Items from a dataset

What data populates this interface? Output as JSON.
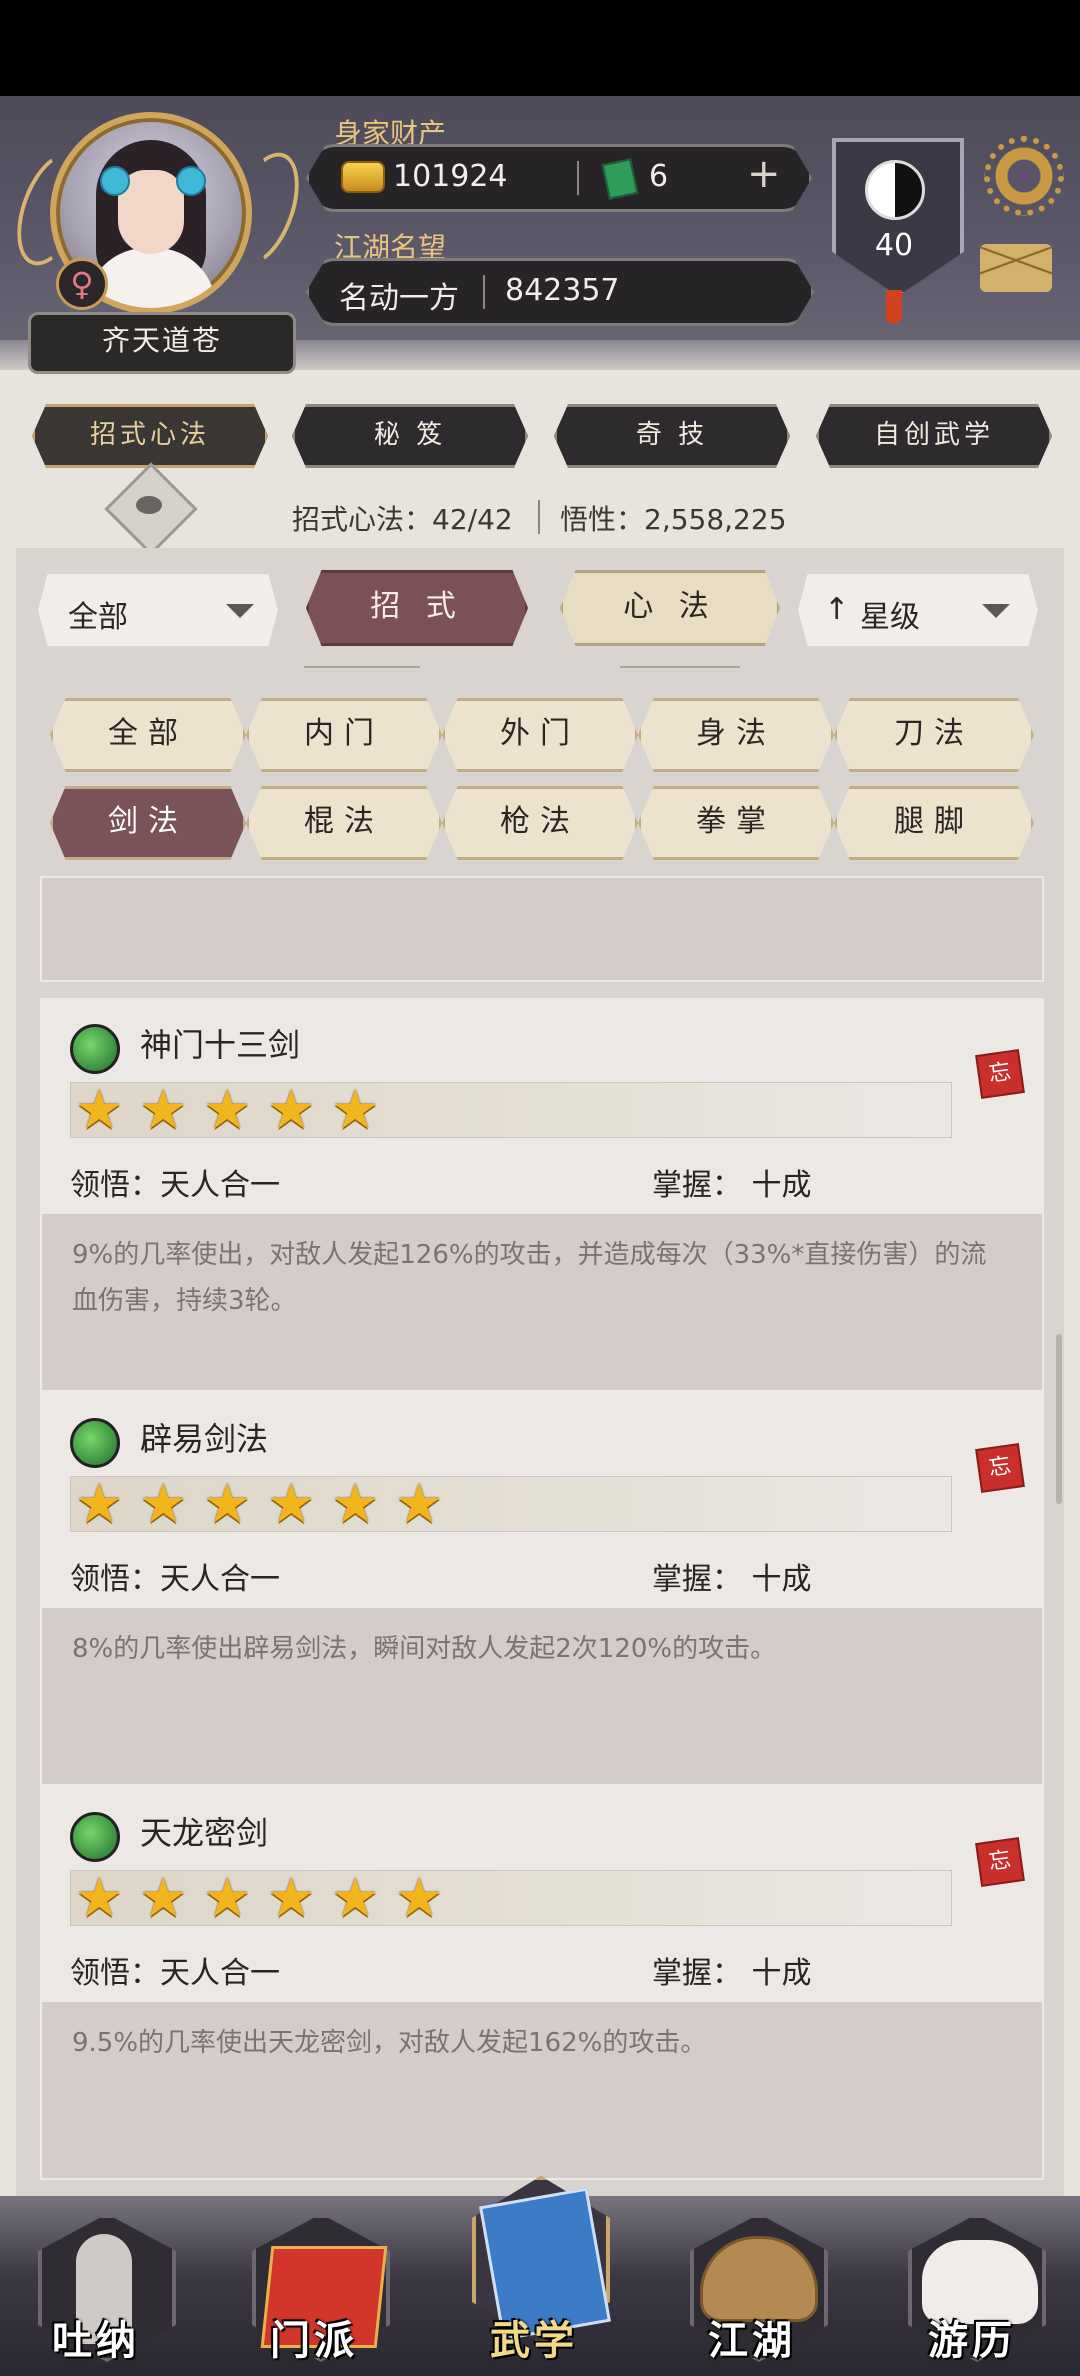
{
  "header": {
    "player_name": "齐天道苍",
    "gender_symbol": "♀",
    "wealth_label": "身家财产",
    "gold": "101924",
    "jade": "6",
    "add_symbol": "+",
    "reputation_label": "江湖名望",
    "reputation_title": "名动一方",
    "reputation_value": "842357",
    "level": "40",
    "mail_icon": "mail-icon",
    "settings_icon": "gear-icon"
  },
  "top_tabs": [
    {
      "label": "招式心法",
      "active": true
    },
    {
      "label": "秘 笈",
      "active": false
    },
    {
      "label": "奇 技",
      "active": false
    },
    {
      "label": "自创武学",
      "active": false
    }
  ],
  "stats": {
    "moves_label": "招式心法：42/42",
    "insight_label": "悟性：2,558,225"
  },
  "filters": {
    "category_select": "全部",
    "segments": [
      {
        "label": "招 式",
        "active": true
      },
      {
        "label": "心 法",
        "active": false
      }
    ],
    "sort_select": "星级",
    "sort_arrow": "↑",
    "chips_row1": [
      "全部",
      "内门",
      "外门",
      "身法",
      "刀法"
    ],
    "chips_row2": [
      "剑法",
      "棍法",
      "枪法",
      "拳掌",
      "腿脚"
    ],
    "active_chip": "剑法"
  },
  "skills": [
    {
      "name": "神门十三剑",
      "stars": 5,
      "comprehension": "领悟：天人合一",
      "mastery": "掌握：  十成",
      "description": "9%的几率使出，对敌人发起126%的攻击，并造成每次（33%*直接伤害）的流血伤害，持续3轮。",
      "forget": "忘"
    },
    {
      "name": "辟易剑法",
      "stars": 6,
      "comprehension": "领悟：天人合一",
      "mastery": "掌握：  十成",
      "description": "8%的几率使出辟易剑法，瞬间对敌人发起2次120%的攻击。",
      "forget": "忘"
    },
    {
      "name": "天龙密剑",
      "stars": 6,
      "comprehension": "领悟：天人合一",
      "mastery": "掌握：  十成",
      "description": "9.5%的几率使出天龙密剑，对敌人发起162%的攻击。",
      "forget": "忘"
    }
  ],
  "bottom_nav": [
    {
      "label": "吐纳",
      "active": false
    },
    {
      "label": "门派",
      "active": false
    },
    {
      "label": "武学",
      "active": true
    },
    {
      "label": "江湖",
      "active": false
    },
    {
      "label": "游历",
      "active": false
    }
  ],
  "colors": {
    "accent_gold": "#e8c47d",
    "active_tab": "#7b5057",
    "star": "#f2b51e"
  }
}
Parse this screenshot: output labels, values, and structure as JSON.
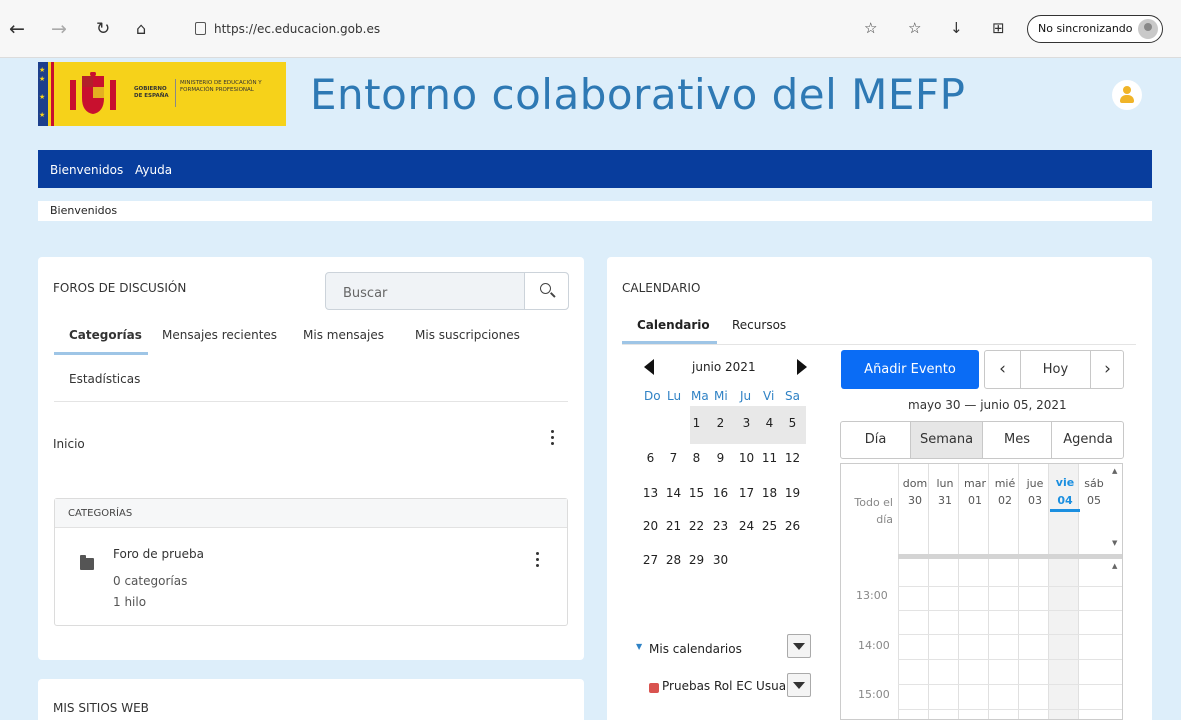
{
  "browser": {
    "url": "https://ec.educacion.gob.es",
    "sync_label": "No sincronizando"
  },
  "header": {
    "logo_gobierno": "GOBIERNO DE ESPAÑA",
    "logo_ministerio": "MINISTERIO DE EDUCACIÓN Y FORMACIÓN PROFESIONAL",
    "site_title": "Entorno colaborativo del MEFP"
  },
  "navbar": {
    "items": [
      "Bienvenidos",
      "Ayuda"
    ]
  },
  "breadcrumb": "Bienvenidos",
  "forums": {
    "title": "FOROS DE DISCUSIÓN",
    "search_placeholder": "Buscar",
    "tabs": [
      "Categorías",
      "Mensajes recientes",
      "Mis mensajes",
      "Mis suscripciones",
      "Estadísticas"
    ],
    "home_label": "Inicio",
    "categories_header": "CATEGORÍAS",
    "category": {
      "name": "Foro de prueba",
      "subcats": "0 categorías",
      "threads": "1 hilo"
    }
  },
  "websites": {
    "title": "MIS SITIOS WEB"
  },
  "calendar": {
    "title": "CALENDARIO",
    "tabs": [
      "Calendario",
      "Recursos"
    ],
    "mini": {
      "month": "junio 2021",
      "daynames": [
        "Do",
        "Lu",
        "Ma",
        "Mi",
        "Ju",
        "Vi",
        "Sa"
      ],
      "weeks": [
        [
          "",
          "",
          "1",
          "2",
          "3",
          "4",
          "5"
        ],
        [
          "6",
          "7",
          "8",
          "9",
          "10",
          "11",
          "12"
        ],
        [
          "13",
          "14",
          "15",
          "16",
          "17",
          "18",
          "19"
        ],
        [
          "20",
          "21",
          "22",
          "23",
          "24",
          "25",
          "26"
        ],
        [
          "27",
          "28",
          "29",
          "30",
          "",
          "",
          ""
        ]
      ]
    },
    "add_event": "Añadir Evento",
    "today_label": "Hoy",
    "range": "mayo 30 — junio 05, 2021",
    "views": [
      "Día",
      "Semana",
      "Mes",
      "Agenda"
    ],
    "week_days": [
      {
        "name": "dom",
        "num": "30"
      },
      {
        "name": "lun",
        "num": "31"
      },
      {
        "name": "mar",
        "num": "01"
      },
      {
        "name": "mié",
        "num": "02"
      },
      {
        "name": "jue",
        "num": "03"
      },
      {
        "name": "vie",
        "num": "04"
      },
      {
        "name": "sáb",
        "num": "05"
      }
    ],
    "all_day_label": "Todo el día",
    "times": [
      "13:00",
      "14:00",
      "15:00"
    ],
    "my_calendars": "Mis calendarios",
    "calendar_item": "Pruebas Rol EC Usuar",
    "calendar_item_color": "#d9534f"
  }
}
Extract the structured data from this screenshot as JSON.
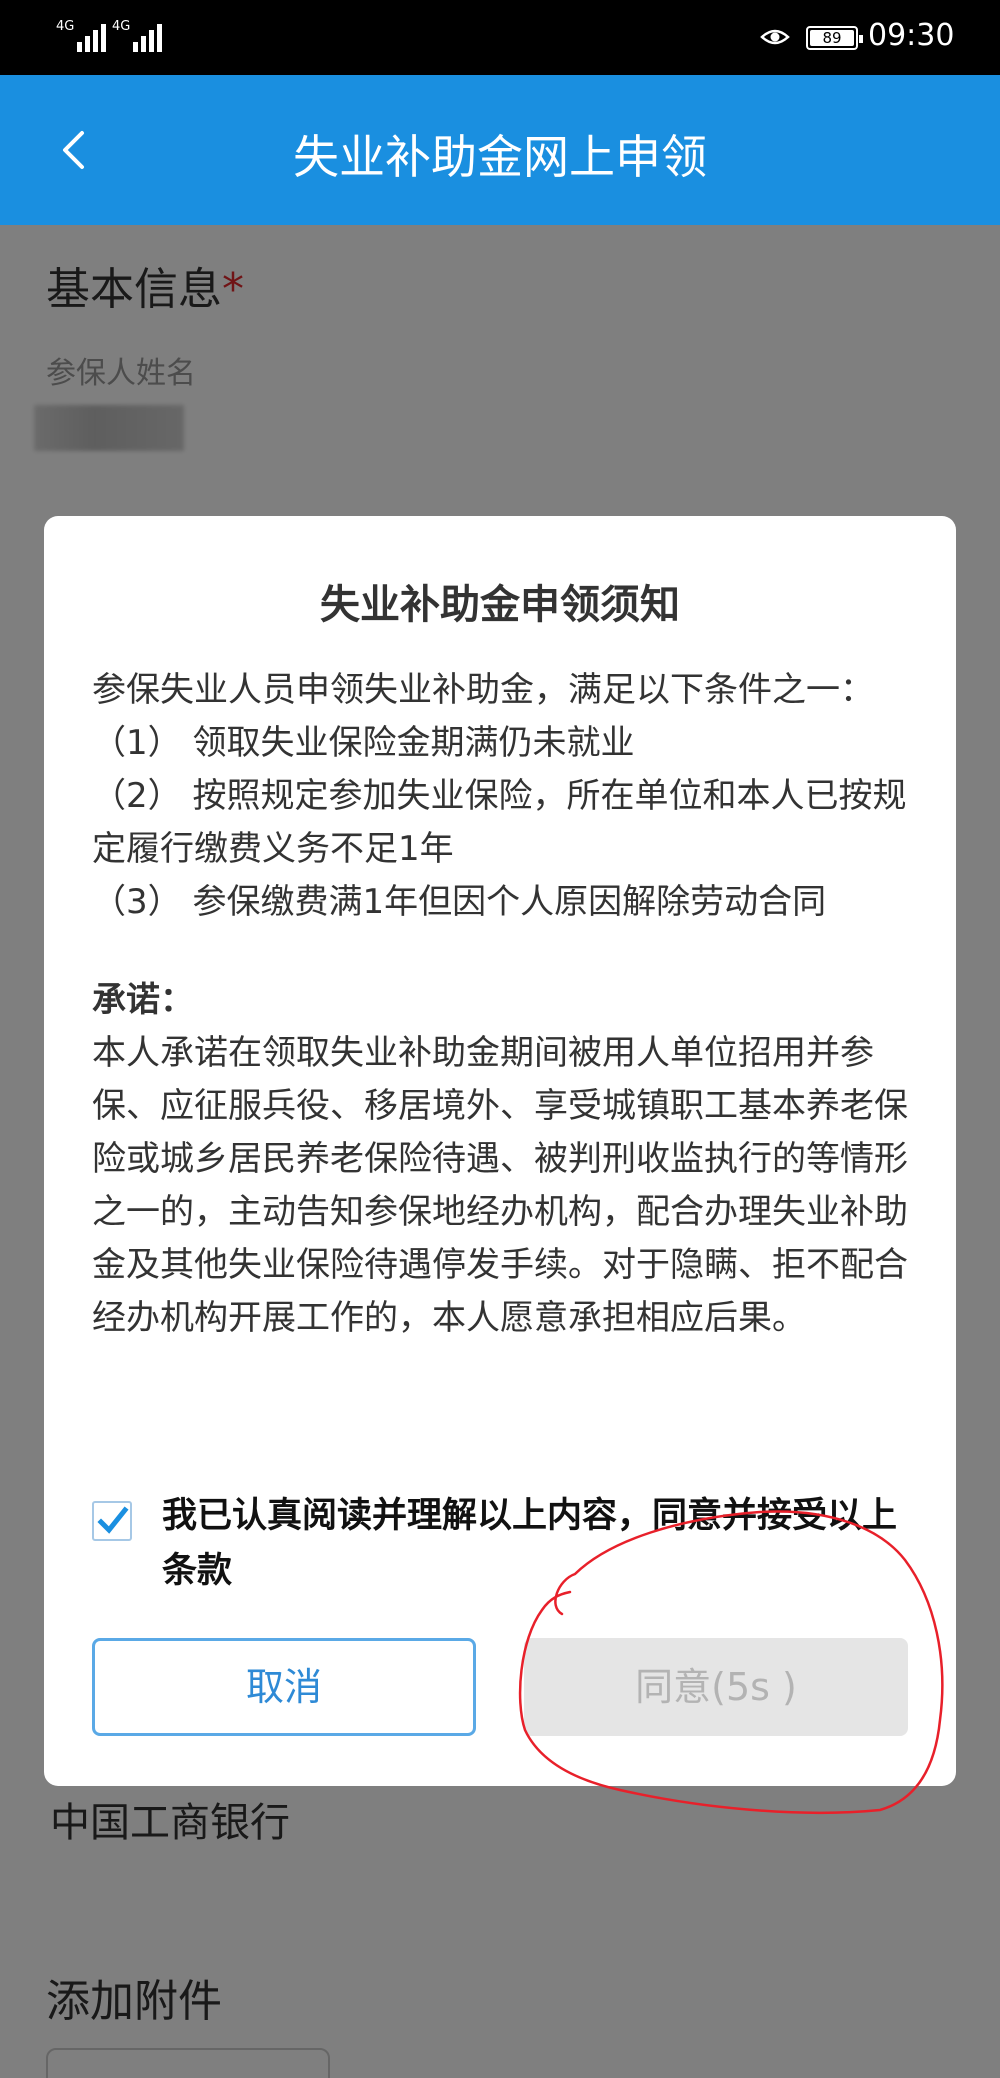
{
  "status_bar": {
    "network_1": "4G",
    "network_2": "4G",
    "battery": "89",
    "time": "09:30"
  },
  "app_bar": {
    "title": "失业补助金网上申领",
    "back_icon": "chevron-left-icon"
  },
  "form": {
    "basic_info_title": "基本信息",
    "required_mark": "*",
    "insured_name_label": "参保人姓名",
    "bank_value": "中国工商银行",
    "attachments_title": "添加附件"
  },
  "dialog": {
    "title": "失业补助金申领须知",
    "intro": "参保失业人员申领失业补助金，满足以下条件之一：",
    "conditions": [
      "（1） 领取失业保险金期满仍未就业",
      "（2） 按照规定参加失业保险，所在单位和本人已按规定履行缴费义务不足1年",
      "（3） 参保缴费满1年但因个人原因解除劳动合同"
    ],
    "promise_title": "承诺：",
    "promise_text": "本人承诺在领取失业补助金期间被用人单位招用并参保、应征服兵役、移居境外、享受城镇职工基本养老保险或城乡居民养老保险待遇、被判刑收监执行的等情形之一的，主动告知参保地经办机构，配合办理失业补助金及其他失业保险待遇停发手续。对于隐瞒、拒不配合经办机构开展工作的，本人愿意承担相应后果。",
    "consent_label": "我已认真阅读并理解以上内容，同意并接受以上条款",
    "consent_checked": true,
    "cancel_label": "取消",
    "agree_label": "同意(5s )"
  },
  "colors": {
    "app_bar": "#1a8fe0",
    "required": "#e0282c",
    "annotation": "#e8202a"
  }
}
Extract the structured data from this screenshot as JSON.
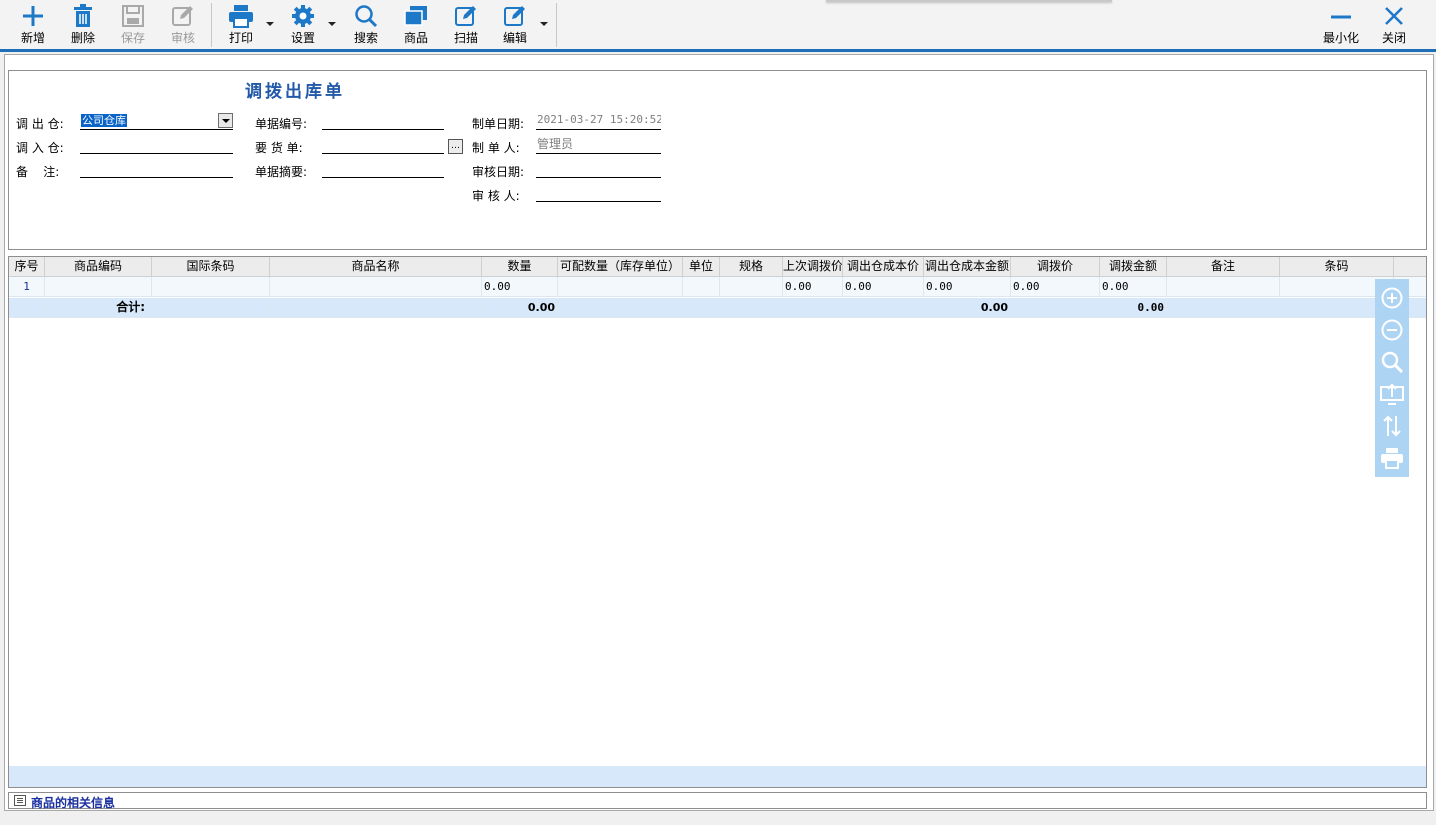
{
  "toolbar": {
    "buttons": [
      {
        "label": "新增",
        "icon": "plus-icon"
      },
      {
        "label": "删除",
        "icon": "trash-icon"
      },
      {
        "label": "保存",
        "icon": "save-icon"
      },
      {
        "label": "审核",
        "icon": "audit-icon"
      },
      {
        "label": "打印",
        "icon": "print-icon"
      },
      {
        "label": "设置",
        "icon": "gear-icon"
      },
      {
        "label": "搜索",
        "icon": "search-icon"
      },
      {
        "label": "商品",
        "icon": "goods-icon"
      },
      {
        "label": "扫描",
        "icon": "scan-icon"
      },
      {
        "label": "编辑",
        "icon": "edit-icon"
      }
    ],
    "minimize_label": "最小化",
    "close_label": "关闭"
  },
  "form": {
    "title": "调拨出库单",
    "out_warehouse_label": "调 出 仓:",
    "out_warehouse_value": "公司仓库",
    "in_warehouse_label": "调 入 仓:",
    "in_warehouse_value": "",
    "remark_label": "备    注:",
    "remark_value": "",
    "doc_no_label": "单据编号:",
    "doc_no_value": "",
    "request_label": "要 货 单:",
    "request_value": "",
    "summary_label": "单据摘要:",
    "summary_value": "",
    "create_date_label": "制单日期:",
    "create_date_value": "2021-03-27 15:20:52",
    "creator_label": "制 单 人:",
    "creator_value": "管理员",
    "audit_date_label": "审核日期:",
    "audit_date_value": "",
    "auditor_label": "审 核 人:",
    "auditor_value": ""
  },
  "grid": {
    "columns": [
      "序号",
      "商品编码",
      "国际条码",
      "商品名称",
      "数量",
      "可配数量（库存单位）",
      "单位",
      "规格",
      "上次调拨价",
      "调出仓成本价",
      "调出仓成本金额",
      "调拨价",
      "调拨金额",
      "备注",
      "条码"
    ],
    "row": {
      "seq": "1",
      "qty": "0.00",
      "last_price": "0.00",
      "cost_price": "0.00",
      "cost_amount": "0.00",
      "transfer_price": "0.00",
      "transfer_amount": "0.00"
    },
    "total": {
      "label": "合计:",
      "qty": "0.00",
      "cost_amount": "0.00",
      "transfer_amount": "0.00"
    }
  },
  "side_tools": [
    "add-row-icon",
    "remove-row-icon",
    "zoom-icon",
    "export-icon",
    "sort-icon",
    "print-icon"
  ],
  "info_bar": {
    "label": "商品的相关信息"
  }
}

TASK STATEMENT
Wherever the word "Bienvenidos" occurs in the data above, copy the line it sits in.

EXPECTED ANSWER
      "Bienvenidos",
  "breadcrumb": "Bienvenidos",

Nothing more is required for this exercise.